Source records
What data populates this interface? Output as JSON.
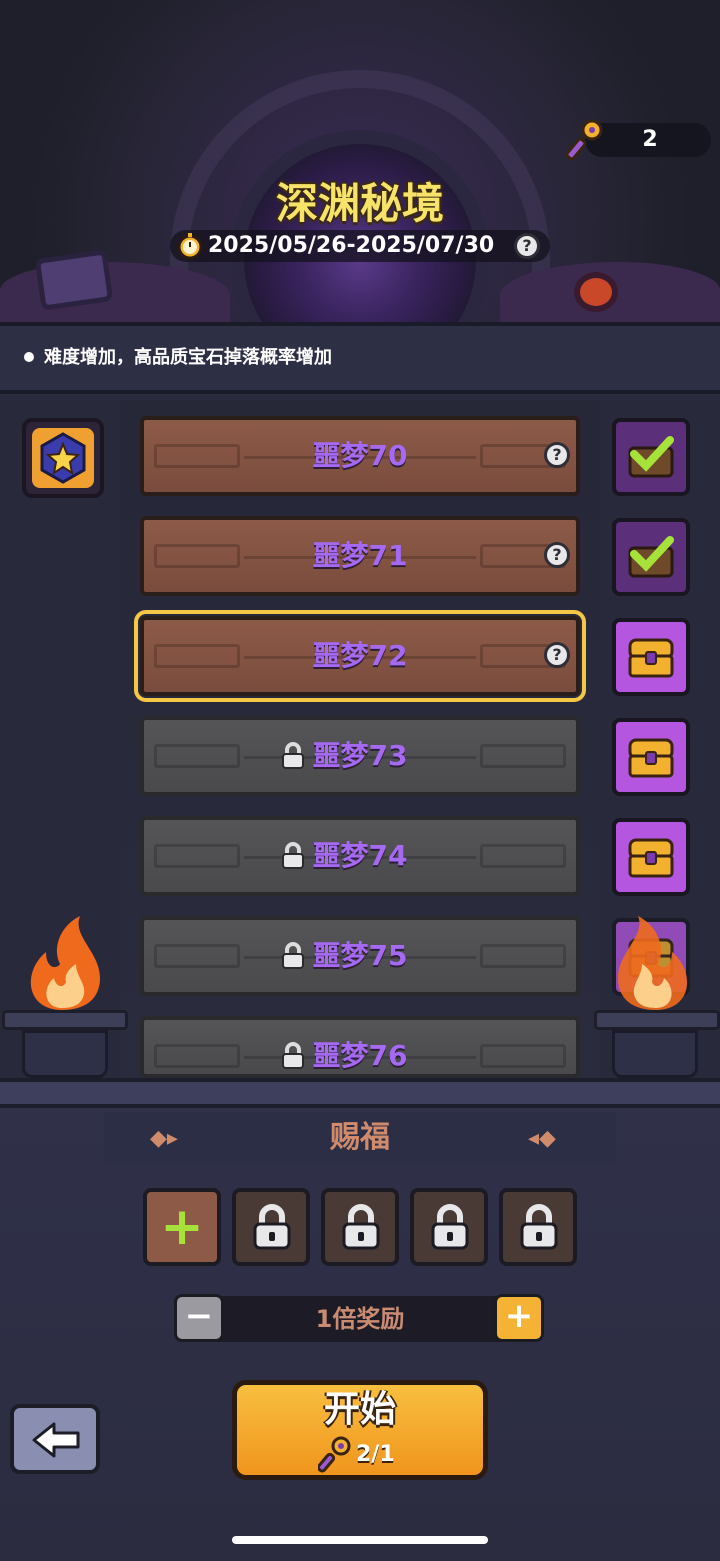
{
  "header": {
    "key_count": "2",
    "title": "深渊秘境",
    "date_range": "2025/05/26-2025/07/30"
  },
  "notice": {
    "text": "难度增加，高品质宝石掉落概率增加"
  },
  "levels": [
    {
      "label": "噩梦70",
      "state": "open",
      "reward": "claimed"
    },
    {
      "label": "噩梦71",
      "state": "open",
      "reward": "claimed"
    },
    {
      "label": "噩梦72",
      "state": "selected",
      "reward": "chest"
    },
    {
      "label": "噩梦73",
      "state": "locked",
      "reward": "chest"
    },
    {
      "label": "噩梦74",
      "state": "locked",
      "reward": "chest"
    },
    {
      "label": "噩梦75",
      "state": "locked",
      "reward": "chest"
    },
    {
      "label": "噩梦76",
      "state": "locked",
      "reward": "none"
    }
  ],
  "blessing": {
    "title": "赐福",
    "slots": [
      "add",
      "locked",
      "locked",
      "locked",
      "locked"
    ]
  },
  "reward_multiplier": "1倍奖励",
  "start": {
    "label": "开始",
    "cost": "2/1"
  },
  "colors": {
    "title_yellow": "#f7e36a",
    "level_text_purple": "#a569f2",
    "selected_outline": "#f6c647",
    "start_orange": "#f0951d"
  }
}
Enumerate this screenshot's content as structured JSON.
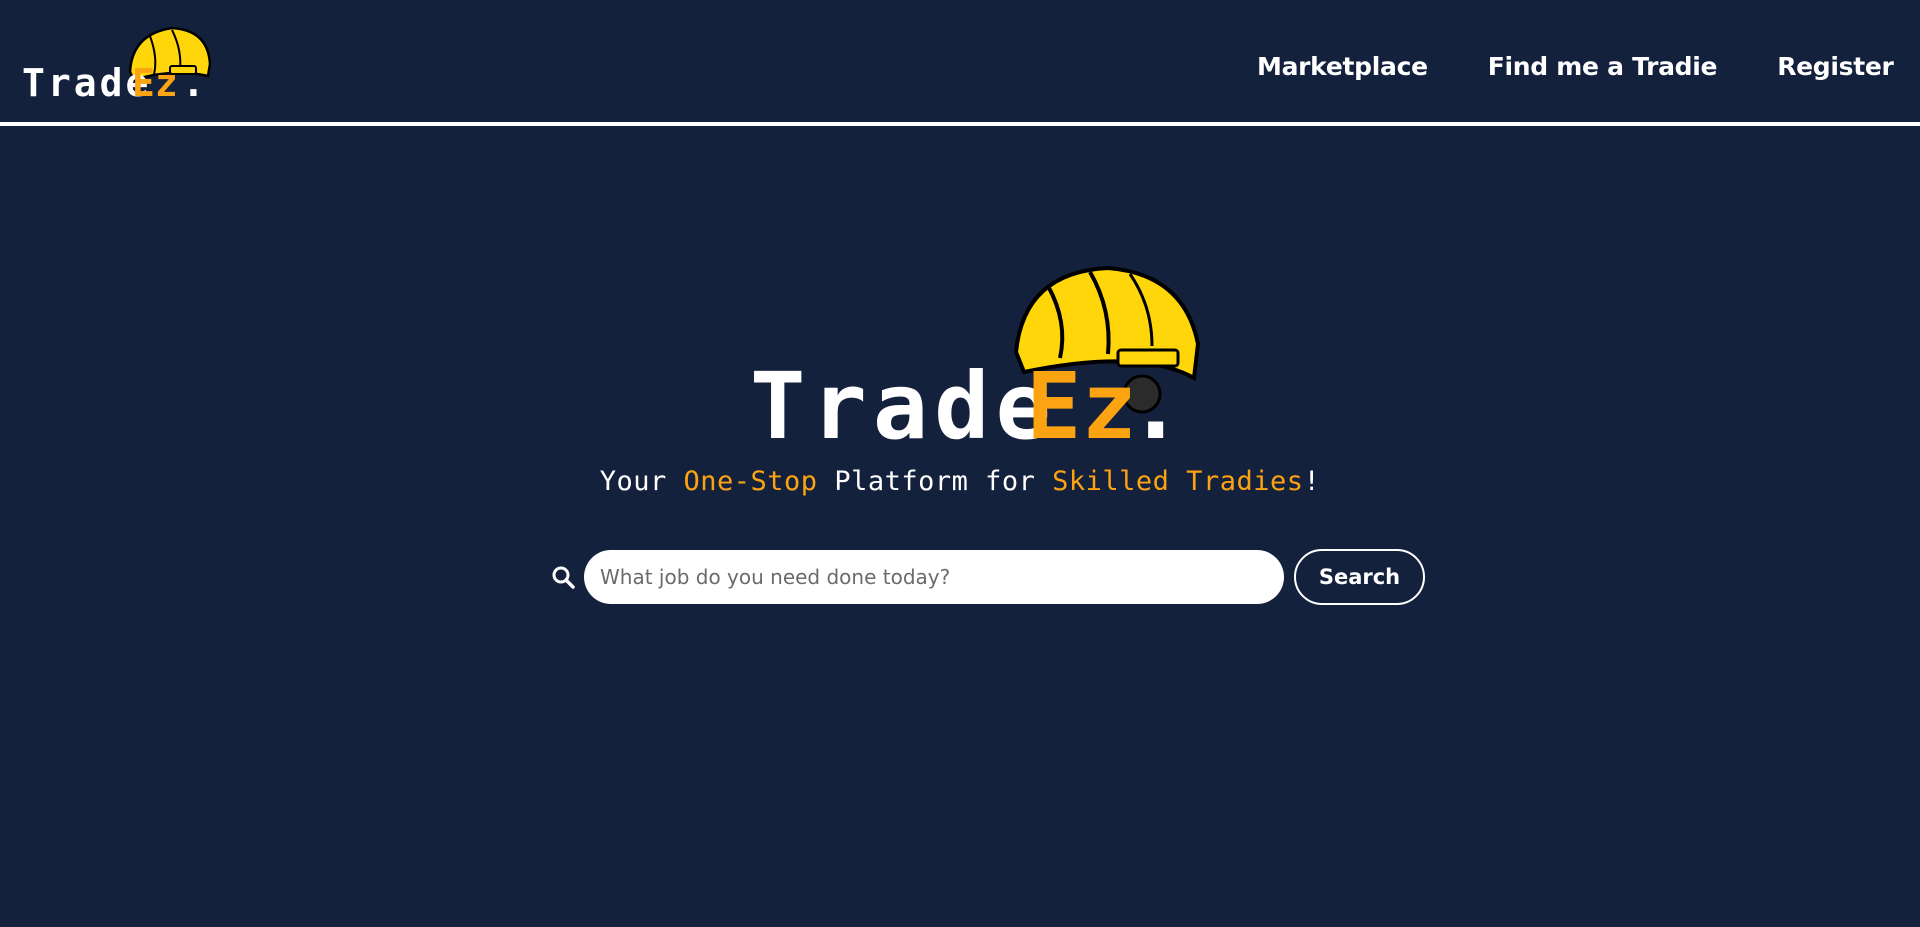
{
  "brand": {
    "name_main": "Trade",
    "name_accent": "Ez",
    "name_dot": ".",
    "colors": {
      "background": "#14213d",
      "accent": "#fca311",
      "helmet": "#ffd60a",
      "text": "#ffffff"
    }
  },
  "nav": {
    "items": [
      {
        "label": "Marketplace"
      },
      {
        "label": "Find me a Tradie"
      },
      {
        "label": "Register"
      }
    ]
  },
  "hero": {
    "tagline": {
      "part1": "Your ",
      "accent1": "One-Stop",
      "part2": " Platform for ",
      "accent2": "Skilled Tradies",
      "part3": "!"
    }
  },
  "search": {
    "placeholder": "What job do you need done today?",
    "value": "",
    "button_label": "Search",
    "icon": "magnifier-icon"
  }
}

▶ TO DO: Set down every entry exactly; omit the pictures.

▶ RESPONSE AREA:
What data populates this interface? Output as JSON.
{
  "header": {
    "key_count": "2",
    "title": "深渊秘境",
    "date_range": "2025/05/26-2025/07/30"
  },
  "notice": {
    "text": "难度增加，高品质宝石掉落概率增加"
  },
  "levels": [
    {
      "label": "噩梦70",
      "state": "open",
      "reward": "claimed"
    },
    {
      "label": "噩梦71",
      "state": "open",
      "reward": "claimed"
    },
    {
      "label": "噩梦72",
      "state": "selected",
      "reward": "chest"
    },
    {
      "label": "噩梦73",
      "state": "locked",
      "reward": "chest"
    },
    {
      "label": "噩梦74",
      "state": "locked",
      "reward": "chest"
    },
    {
      "label": "噩梦75",
      "state": "locked",
      "reward": "chest"
    },
    {
      "label": "噩梦76",
      "state": "locked",
      "reward": "none"
    }
  ],
  "blessing": {
    "title": "赐福",
    "slots": [
      "add",
      "locked",
      "locked",
      "locked",
      "locked"
    ]
  },
  "reward_multiplier": "1倍奖励",
  "start": {
    "label": "开始",
    "cost": "2/1"
  },
  "colors": {
    "title_yellow": "#f7e36a",
    "level_text_purple": "#a569f2",
    "selected_outline": "#f6c647",
    "start_orange": "#f0951d"
  }
}
Enumerate this screenshot's content as structured JSON.
{
  "brand": {
    "name_main": "Trade",
    "name_accent": "Ez",
    "name_dot": ".",
    "colors": {
      "background": "#14213d",
      "accent": "#fca311",
      "helmet": "#ffd60a",
      "text": "#ffffff"
    }
  },
  "nav": {
    "items": [
      {
        "label": "Marketplace"
      },
      {
        "label": "Find me a Tradie"
      },
      {
        "label": "Register"
      }
    ]
  },
  "hero": {
    "tagline": {
      "part1": "Your ",
      "accent1": "One-Stop",
      "part2": " Platform for ",
      "accent2": "Skilled Tradies",
      "part3": "!"
    }
  },
  "search": {
    "placeholder": "What job do you need done today?",
    "value": "",
    "button_label": "Search",
    "icon": "magnifier-icon"
  }
}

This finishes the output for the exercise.